START Available data

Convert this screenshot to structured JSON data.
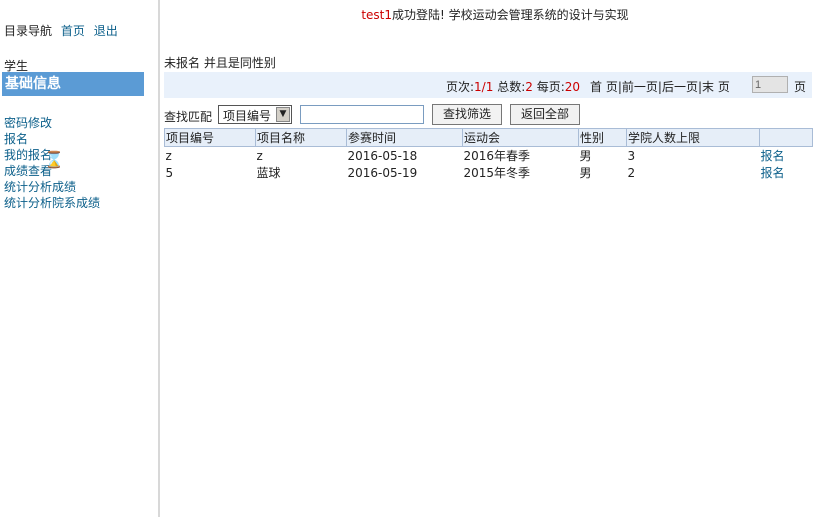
{
  "nav": {
    "label": "目录导航",
    "home": "首页",
    "logout": "退出"
  },
  "sidebar": {
    "role": "学生",
    "section_title": "基础信息",
    "items": [
      {
        "label": "密码修改"
      },
      {
        "label": "报名"
      },
      {
        "label": "我的报名"
      },
      {
        "label": "成绩查看"
      },
      {
        "label": "统计分析成绩"
      },
      {
        "label": "统计分析院系成绩"
      }
    ]
  },
  "header": {
    "user": "test1",
    "message": "成功登陆! 学校运动会管理系统的设计与实现"
  },
  "main": {
    "subtitle": "未报名 并且是同性别"
  },
  "pager": {
    "page_label": "页次:",
    "page_value": "1/1",
    "total_label": "总数:",
    "total_value": "2",
    "per_page_label": "每页:",
    "per_page_value": "20",
    "first": "首 页",
    "prev": "前一页",
    "next": "后一页",
    "last": "末 页",
    "sep": "|",
    "page_input_value": "1",
    "page_suffix": "页"
  },
  "search": {
    "label": "查找匹配",
    "selected": "项目编号",
    "input_value": "",
    "filter_button": "查找筛选",
    "reset_button": "返回全部"
  },
  "table": {
    "columns": [
      "项目编号",
      "项目名称",
      "参赛时间",
      "运动会",
      "性别",
      "学院人数上限",
      ""
    ],
    "rows": [
      {
        "id": "z",
        "name": "z",
        "date": "2016-05-18",
        "meet": "2016年春季",
        "gender": "男",
        "limit": "3",
        "action": "报名"
      },
      {
        "id": "5",
        "name": "蓝球",
        "date": "2016-05-19",
        "meet": "2015年冬季",
        "gender": "男",
        "limit": "2",
        "action": "报名"
      }
    ]
  },
  "colors": {
    "section_header": "#5b9bd5",
    "link": "#0b5f8a",
    "highlight_red": "#cc0000",
    "pager_bg": "#e9f1fb"
  },
  "icons": {
    "cursor": "hourglass-icon"
  }
}
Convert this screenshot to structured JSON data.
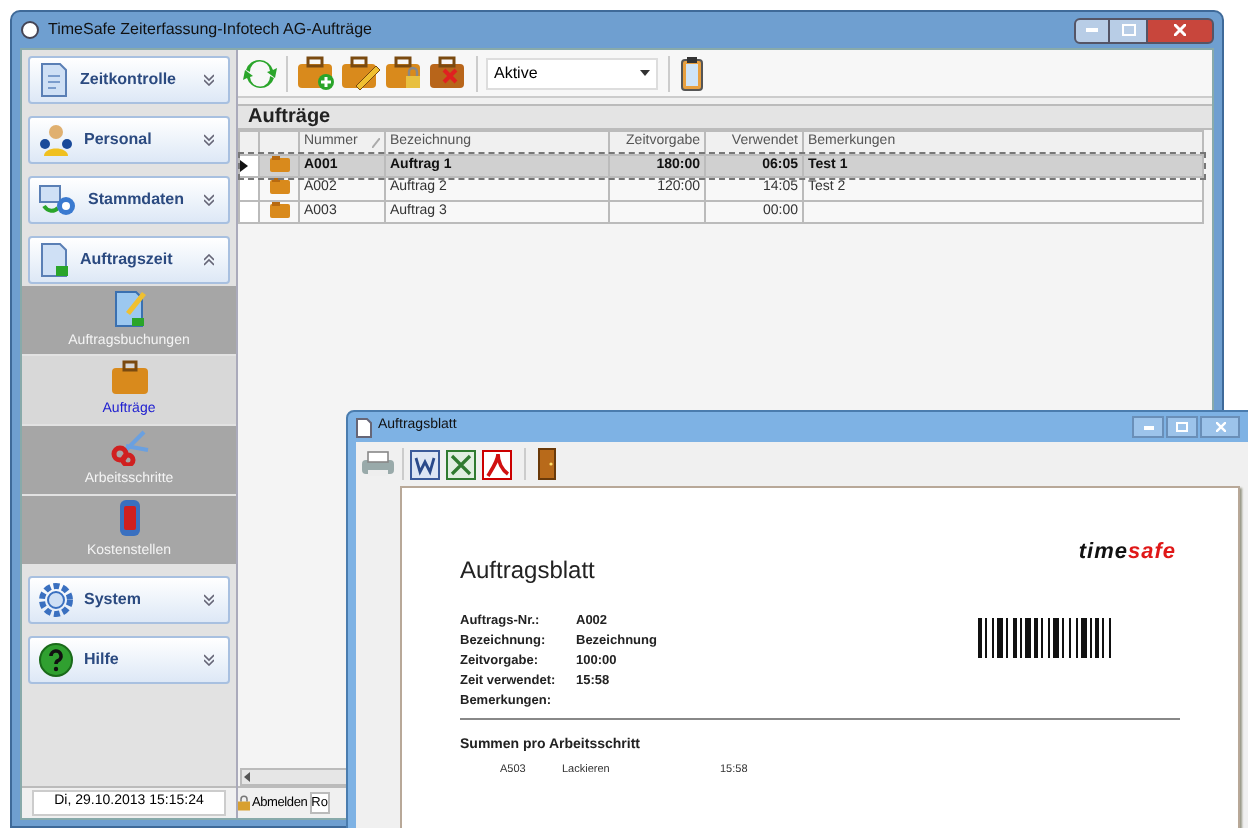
{
  "window": {
    "title": "TimeSafe Zeiterfassung-Infotech AG-Aufträge"
  },
  "sidebar": {
    "groups": [
      {
        "label": "Zeitkontrolle",
        "expanded": false
      },
      {
        "label": "Personal",
        "expanded": false
      },
      {
        "label": "Stammdaten",
        "expanded": false
      },
      {
        "label": "Auftragszeit",
        "expanded": true,
        "items": [
          {
            "label": "Auftragsbuchungen",
            "selected": false
          },
          {
            "label": "Aufträge",
            "selected": true
          },
          {
            "label": "Arbeitsschritte",
            "selected": false
          },
          {
            "label": "Kostenstellen",
            "selected": false
          }
        ]
      },
      {
        "label": "System",
        "expanded": false
      },
      {
        "label": "Hilfe",
        "expanded": false
      }
    ]
  },
  "toolbar": {
    "filter": "Aktive"
  },
  "orders": {
    "title": "Aufträge",
    "columns": [
      "Nummer",
      "Bezeichnung",
      "Zeitvorgabe",
      "Verwendet",
      "Bemerkungen"
    ],
    "rows": [
      {
        "selected": true,
        "cells": [
          "A001",
          "Auftrag 1",
          "180:00",
          "06:05",
          "Test 1"
        ]
      },
      {
        "selected": false,
        "cells": [
          "A002",
          "Auftrag 2",
          "120:00",
          "14:05",
          "Test 2"
        ]
      },
      {
        "selected": false,
        "cells": [
          "A003",
          "Auftrag 3",
          null,
          "00:00",
          null
        ]
      }
    ]
  },
  "status_bar": {
    "datetime": "Di, 29.10.2013 15:15:24",
    "logout": "Abmelden",
    "column_3": "Ro"
  },
  "report_window": {
    "title": "Auftragsblatt",
    "heading": "Auftragsblatt",
    "logo": {
      "dark": "time",
      "accent": "safe"
    },
    "fields": [
      {
        "label": "Auftrags-Nr.:",
        "value": "A002"
      },
      {
        "label": "Bezeichnung:",
        "value": "Bezeichnung"
      },
      {
        "label": "Zeitvorgabe:",
        "value": "100:00"
      },
      {
        "label": "Zeit verwendet:",
        "value": "15:58"
      },
      {
        "label": "Bemerkungen:"
      }
    ],
    "section_title": "Summen pro Arbeitsschritt",
    "steps": [
      {
        "cells": [
          "A503",
          "Lackieren",
          "15:58"
        ]
      }
    ]
  }
}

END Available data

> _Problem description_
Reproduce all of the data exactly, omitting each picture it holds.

> _Reply to the task_
Convert this screenshot to structured JSON data.
{
  "nav": {
    "label": "目录导航",
    "home": "首页",
    "logout": "退出"
  },
  "sidebar": {
    "role": "学生",
    "section_title": "基础信息",
    "items": [
      {
        "label": "密码修改"
      },
      {
        "label": "报名"
      },
      {
        "label": "我的报名"
      },
      {
        "label": "成绩查看"
      },
      {
        "label": "统计分析成绩"
      },
      {
        "label": "统计分析院系成绩"
      }
    ]
  },
  "header": {
    "user": "test1",
    "message": "成功登陆! 学校运动会管理系统的设计与实现"
  },
  "main": {
    "subtitle": "未报名 并且是同性别"
  },
  "pager": {
    "page_label": "页次:",
    "page_value": "1/1",
    "total_label": "总数:",
    "total_value": "2",
    "per_page_label": "每页:",
    "per_page_value": "20",
    "first": "首 页",
    "prev": "前一页",
    "next": "后一页",
    "last": "末 页",
    "sep": "|",
    "page_input_value": "1",
    "page_suffix": "页"
  },
  "search": {
    "label": "查找匹配",
    "selected": "项目编号",
    "input_value": "",
    "filter_button": "查找筛选",
    "reset_button": "返回全部"
  },
  "table": {
    "columns": [
      "项目编号",
      "项目名称",
      "参赛时间",
      "运动会",
      "性别",
      "学院人数上限",
      ""
    ],
    "rows": [
      {
        "id": "z",
        "name": "z",
        "date": "2016-05-18",
        "meet": "2016年春季",
        "gender": "男",
        "limit": "3",
        "action": "报名"
      },
      {
        "id": "5",
        "name": "蓝球",
        "date": "2016-05-19",
        "meet": "2015年冬季",
        "gender": "男",
        "limit": "2",
        "action": "报名"
      }
    ]
  },
  "colors": {
    "section_header": "#5b9bd5",
    "link": "#0b5f8a",
    "highlight_red": "#cc0000",
    "pager_bg": "#e9f1fb"
  },
  "icons": {
    "cursor": "hourglass-icon"
  }
}
Convert this screenshot to structured JSON data.
{
  "window": {
    "title": "TimeSafe Zeiterfassung-Infotech AG-Aufträge"
  },
  "sidebar": {
    "groups": [
      {
        "label": "Zeitkontrolle",
        "expanded": false
      },
      {
        "label": "Personal",
        "expanded": false
      },
      {
        "label": "Stammdaten",
        "expanded": false
      },
      {
        "label": "Auftragszeit",
        "expanded": true,
        "items": [
          {
            "label": "Auftragsbuchungen",
            "selected": false
          },
          {
            "label": "Aufträge",
            "selected": true
          },
          {
            "label": "Arbeitsschritte",
            "selected": false
          },
          {
            "label": "Kostenstellen",
            "selected": false
          }
        ]
      },
      {
        "label": "System",
        "expanded": false
      },
      {
        "label": "Hilfe",
        "expanded": false
      }
    ]
  },
  "toolbar": {
    "filter": "Aktive"
  },
  "orders": {
    "title": "Aufträge",
    "columns": [
      "Nummer",
      "Bezeichnung",
      "Zeitvorgabe",
      "Verwendet",
      "Bemerkungen"
    ],
    "rows": [
      {
        "selected": true,
        "cells": [
          "A001",
          "Auftrag 1",
          "180:00",
          "06:05",
          "Test 1"
        ]
      },
      {
        "selected": false,
        "cells": [
          "A002",
          "Auftrag 2",
          "120:00",
          "14:05",
          "Test 2"
        ]
      },
      {
        "selected": false,
        "cells": [
          "A003",
          "Auftrag 3",
          null,
          "00:00",
          null
        ]
      }
    ]
  },
  "status_bar": {
    "datetime": "Di, 29.10.2013 15:15:24",
    "logout": "Abmelden",
    "column_3": "Ro"
  },
  "report_window": {
    "title": "Auftragsblatt",
    "heading": "Auftragsblatt",
    "logo": {
      "dark": "time",
      "accent": "safe"
    },
    "fields": [
      {
        "label": "Auftrags-Nr.:",
        "value": "A002"
      },
      {
        "label": "Bezeichnung:",
        "value": "Bezeichnung"
      },
      {
        "label": "Zeitvorgabe:",
        "value": "100:00"
      },
      {
        "label": "Zeit verwendet:",
        "value": "15:58"
      },
      {
        "label": "Bemerkungen:"
      }
    ],
    "section_title": "Summen pro Arbeitsschritt",
    "steps": [
      {
        "cells": [
          "A503",
          "Lackieren",
          "15:58"
        ]
      }
    ]
  }
}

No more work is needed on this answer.